### Description of the task
Could you copy every record below exactly, leaving out the pictures?

### Records shown
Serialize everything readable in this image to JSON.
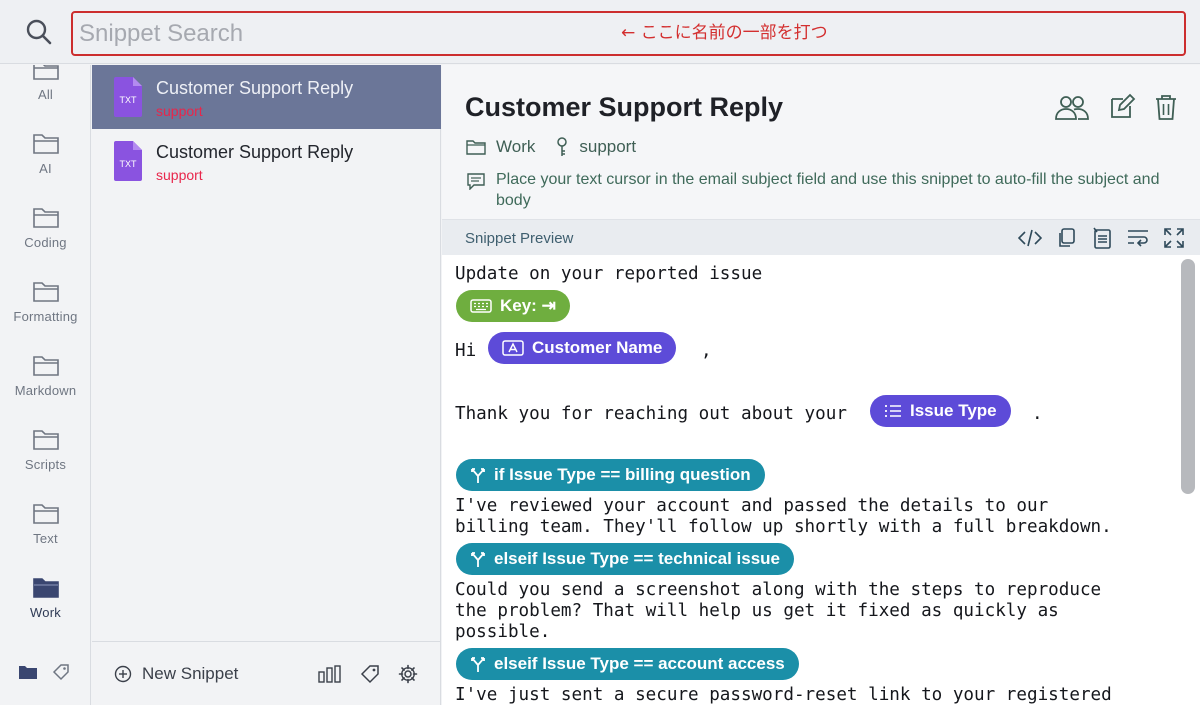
{
  "search": {
    "placeholder": "Snippet Search",
    "hint": "← ここに名前の一部を打つ"
  },
  "folders": [
    {
      "label": "All",
      "icon": "folder-outline-icon"
    },
    {
      "label": "AI",
      "icon": "folder-outline-icon"
    },
    {
      "label": "Coding",
      "icon": "folder-outline-icon"
    },
    {
      "label": "Formatting",
      "icon": "folder-outline-icon"
    },
    {
      "label": "Markdown",
      "icon": "folder-outline-icon"
    },
    {
      "label": "Scripts",
      "icon": "folder-outline-icon"
    },
    {
      "label": "Text",
      "icon": "folder-outline-icon"
    },
    {
      "label": "Work",
      "icon": "folder-filled-icon",
      "active": true
    }
  ],
  "snippets": [
    {
      "title": "Customer Support Reply",
      "tag": "support",
      "type": "TXT",
      "selected": true
    },
    {
      "title": "Customer Support Reply",
      "tag": "support",
      "type": "TXT",
      "selected": false
    }
  ],
  "list_footer": {
    "new_snippet": "New Snippet"
  },
  "detail": {
    "title": "Customer Support Reply",
    "folder": "Work",
    "keyword": "support",
    "description": "Place your text cursor in the email subject field and use this snippet to auto-fill the subject and body",
    "preview_label": "Snippet Preview"
  },
  "preview": {
    "line1": "Update on your reported issue",
    "key_pill": "Key: ⇥",
    "hi": "Hi",
    "name_pill": "Customer Name",
    "comma": ",",
    "thanks": "Thank you for reaching out about your",
    "issue_pill": "Issue Type",
    "period": ".",
    "if1": "if Issue Type == billing question",
    "body1a": "I've reviewed your account and passed the details to our",
    "body1b": "billing team. They'll follow up shortly with a full breakdown.",
    "if2": "elseif Issue Type == technical issue",
    "body2a": "Could you send a screenshot along with the steps to reproduce",
    "body2b": "the problem? That will help us get it fixed as quickly as",
    "body2c": "possible.",
    "if3": "elseif Issue Type == account access",
    "body3a": "I've just sent a secure password-reset link to your registered"
  },
  "colors": {
    "selected_row": "#6b7698",
    "tag": "#e8264b",
    "pill_key": "#6fae3f",
    "pill_field": "#5d4bd8",
    "pill_condition": "#1b8fa8",
    "search_border": "#cc2e2e"
  }
}
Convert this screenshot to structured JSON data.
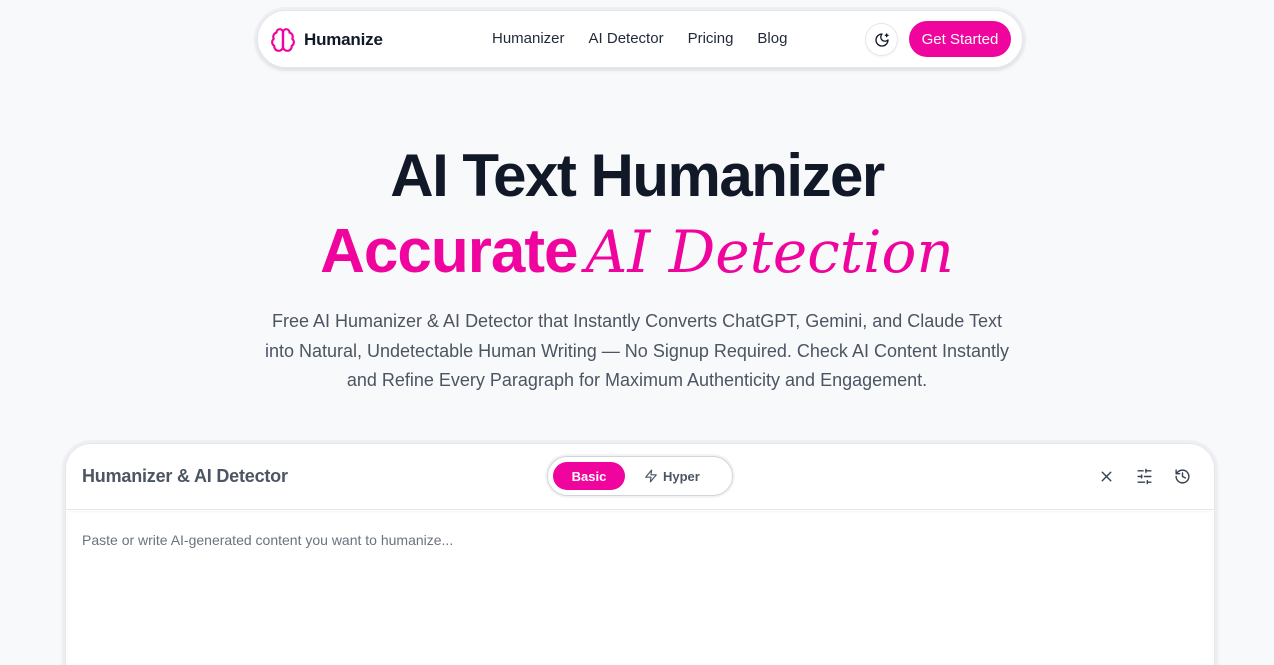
{
  "brand": {
    "name": "Humanize",
    "logo_icon": "brain-icon",
    "accent": "#f0049e"
  },
  "nav": {
    "links": [
      "Humanizer",
      "AI Detector",
      "Pricing",
      "Blog"
    ],
    "theme_toggle_icon": "moon-icon",
    "cta_label": "Get Started"
  },
  "hero": {
    "title": "AI Text Humanizer",
    "subtitle_accent": "Accurate",
    "subtitle_italic": "AI Detection",
    "description": "Free AI Humanizer & AI Detector that Instantly Converts ChatGPT, Gemini, and Claude Text into Natural, Undetectable Human Writing — No Signup Required. Check AI Content Instantly and Refine Every Paragraph for Maximum Authenticity and Engagement."
  },
  "tool": {
    "title": "Humanizer & AI Detector",
    "modes": {
      "basic": "Basic",
      "hyper": "Hyper",
      "selected": "Basic"
    },
    "actions": [
      "close-icon",
      "sliders-icon",
      "history-icon"
    ],
    "editor": {
      "value": "",
      "placeholder": "Paste or write AI-generated content you want to humanize..."
    }
  }
}
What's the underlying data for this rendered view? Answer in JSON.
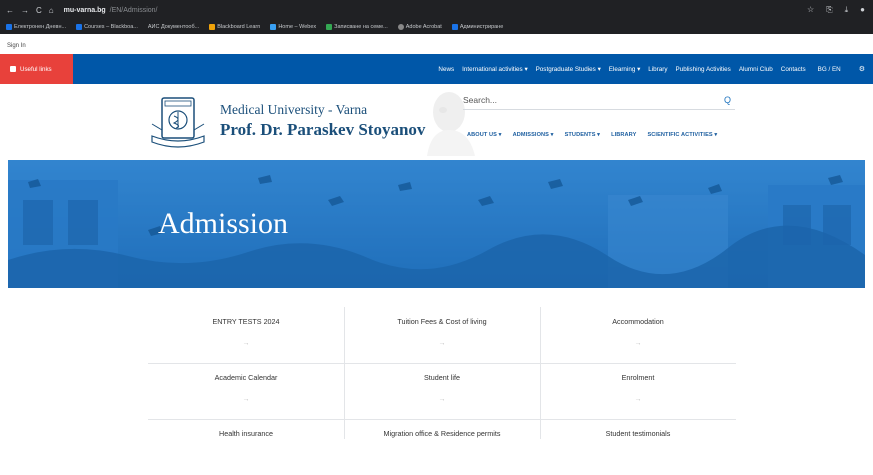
{
  "browser": {
    "nav_icons": [
      "←",
      "→",
      "C",
      "⌂"
    ],
    "url_domain": "mu-varna.bg",
    "url_path": "/EN/Admission/",
    "right_icons": [
      "☆",
      "⎘",
      "⤓",
      "●"
    ]
  },
  "bookmarks": [
    "Електронен Дневн...",
    "Courses – Blackboa...",
    "АИС Документооб...",
    "Blackboard Learn",
    "Home – Webex",
    "Записване на семе...",
    "Adobe Acrobat",
    "Администриране"
  ],
  "signin": "Sign In",
  "topnav": {
    "useful_links": "Useful links",
    "items": [
      "News",
      "International activities ▾",
      "Postgraduate Studies ▾",
      "Elearning ▾",
      "Library",
      "Publishing Activities",
      "Alumni Club",
      "Contacts"
    ],
    "lang": "BG / EN",
    "settings_icon": "⚙"
  },
  "header": {
    "uni_line1": "Medical University - Varna",
    "uni_line2": "Prof. Dr. Paraskev Stoyanov",
    "search_placeholder": "Search...",
    "search_icon": "Q",
    "mainnav": [
      "ABOUT US ▾",
      "ADMISSIONS ▾",
      "STUDENTS ▾",
      "LIBRARY",
      "SCIENTIFIC ACTIVITIES ▾"
    ]
  },
  "hero": {
    "title": "Admission",
    "color": "#2a7fcd"
  },
  "grid": {
    "arrow": "→",
    "rows": [
      [
        "ENTRY TESTS 2024",
        "Tuition Fees & Cost of living",
        "Accommodation"
      ],
      [
        "Academic Calendar",
        "Student life",
        "Enrolment"
      ],
      [
        "Health insurance",
        "Migration office & Residence permits",
        "Student testimonials"
      ]
    ]
  }
}
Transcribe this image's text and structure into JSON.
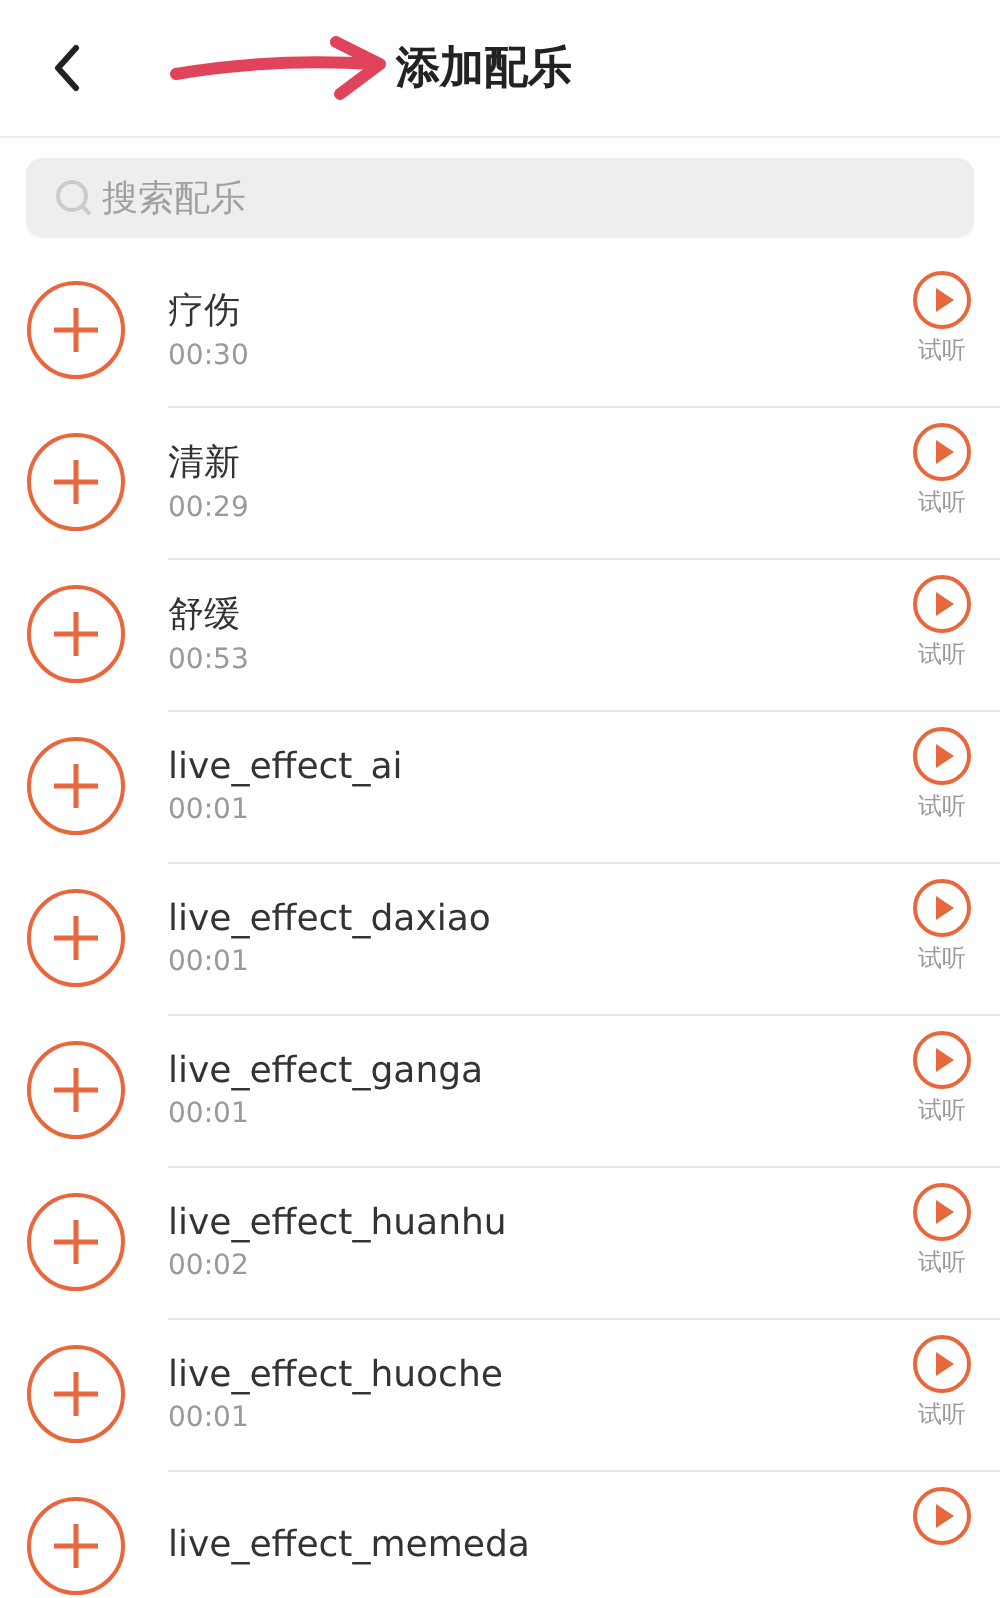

### Answer to the exercise
Serialize everything readable in this image to JSON.
{
  "search": {
    "placeholder": "Snippet Search",
    "hint": "← ここに名前の一部を打つ"
  },
  "folders": [
    {
      "label": "All",
      "icon": "folder-outline-icon"
    },
    {
      "label": "AI",
      "icon": "folder-outline-icon"
    },
    {
      "label": "Coding",
      "icon": "folder-outline-icon"
    },
    {
      "label": "Formatting",
      "icon": "folder-outline-icon"
    },
    {
      "label": "Markdown",
      "icon": "folder-outline-icon"
    },
    {
      "label": "Scripts",
      "icon": "folder-outline-icon"
    },
    {
      "label": "Text",
      "icon": "folder-outline-icon"
    },
    {
      "label": "Work",
      "icon": "folder-filled-icon",
      "active": true
    }
  ],
  "snippets": [
    {
      "title": "Customer Support Reply",
      "tag": "support",
      "type": "TXT",
      "selected": true
    },
    {
      "title": "Customer Support Reply",
      "tag": "support",
      "type": "TXT",
      "selected": false
    }
  ],
  "list_footer": {
    "new_snippet": "New Snippet"
  },
  "detail": {
    "title": "Customer Support Reply",
    "folder": "Work",
    "keyword": "support",
    "description": "Place your text cursor in the email subject field and use this snippet to auto-fill the subject and body",
    "preview_label": "Snippet Preview"
  },
  "preview": {
    "line1": "Update on your reported issue",
    "key_pill": "Key: ⇥",
    "hi": "Hi",
    "name_pill": "Customer Name",
    "comma": ",",
    "thanks": "Thank you for reaching out about your",
    "issue_pill": "Issue Type",
    "period": ".",
    "if1": "if Issue Type == billing question",
    "body1a": "I've reviewed your account and passed the details to our",
    "body1b": "billing team. They'll follow up shortly with a full breakdown.",
    "if2": "elseif Issue Type == technical issue",
    "body2a": "Could you send a screenshot along with the steps to reproduce",
    "body2b": "the problem? That will help us get it fixed as quickly as",
    "body2c": "possible.",
    "if3": "elseif Issue Type == account access",
    "body3a": "I've just sent a secure password-reset link to your registered"
  },
  "colors": {
    "selected_row": "#6b7698",
    "tag": "#e8264b",
    "pill_key": "#6fae3f",
    "pill_field": "#5d4bd8",
    "pill_condition": "#1b8fa8",
    "search_border": "#cc2e2e"
  }
}
Convert this screenshot to structured JSON data.
{
  "brand": {
    "name": "Humanize",
    "logo_icon": "brain-icon",
    "accent": "#f0049e"
  },
  "nav": {
    "links": [
      "Humanizer",
      "AI Detector",
      "Pricing",
      "Blog"
    ],
    "theme_toggle_icon": "moon-icon",
    "cta_label": "Get Started"
  },
  "hero": {
    "title": "AI Text Humanizer",
    "subtitle_accent": "Accurate",
    "subtitle_italic": "AI Detection",
    "description": "Free AI Humanizer & AI Detector that Instantly Converts ChatGPT, Gemini, and Claude Text into Natural, Undetectable Human Writing — No Signup Required. Check AI Content Instantly and Refine Every Paragraph for Maximum Authenticity and Engagement."
  },
  "tool": {
    "title": "Humanizer & AI Detector",
    "modes": {
      "basic": "Basic",
      "hyper": "Hyper",
      "selected": "Basic"
    },
    "actions": [
      "close-icon",
      "sliders-icon",
      "history-icon"
    ],
    "editor": {
      "value": "",
      "placeholder": "Paste or write AI-generated content you want to humanize..."
    }
  }
}
What's the underlying data for this rendered view? Answer in JSON.
{
  "browser": {
    "nav_icons": [
      "←",
      "→",
      "C",
      "⌂"
    ],
    "url_domain": "mu-varna.bg",
    "url_path": "/EN/Admission/",
    "right_icons": [
      "☆",
      "⎘",
      "⤓",
      "●"
    ]
  },
  "bookmarks": [
    "Електронен Дневн...",
    "Courses – Blackboa...",
    "АИС Документооб...",
    "Blackboard Learn",
    "Home – Webex",
    "Записване на семе...",
    "Adobe Acrobat",
    "Администриране"
  ],
  "signin": "Sign In",
  "topnav": {
    "useful_links": "Useful links",
    "items": [
      "News",
      "International activities ▾",
      "Postgraduate Studies ▾",
      "Elearning ▾",
      "Library",
      "Publishing Activities",
      "Alumni Club",
      "Contacts"
    ],
    "lang": "BG / EN",
    "settings_icon": "⚙"
  },
  "header": {
    "uni_line1": "Medical University - Varna",
    "uni_line2": "Prof. Dr. Paraskev Stoyanov",
    "search_placeholder": "Search...",
    "search_icon": "Q",
    "mainnav": [
      "ABOUT US ▾",
      "ADMISSIONS ▾",
      "STUDENTS ▾",
      "LIBRARY",
      "SCIENTIFIC ACTIVITIES ▾"
    ]
  },
  "hero": {
    "title": "Admission",
    "color": "#2a7fcd"
  },
  "grid": {
    "arrow": "→",
    "rows": [
      [
        "ENTRY TESTS 2024",
        "Tuition Fees & Cost of living",
        "Accommodation"
      ],
      [
        "Academic Calendar",
        "Student life",
        "Enrolment"
      ],
      [
        "Health insurance",
        "Migration office & Residence permits",
        "Student testimonials"
      ]
    ]
  }
}
Transcribe this image's text and structure into JSON.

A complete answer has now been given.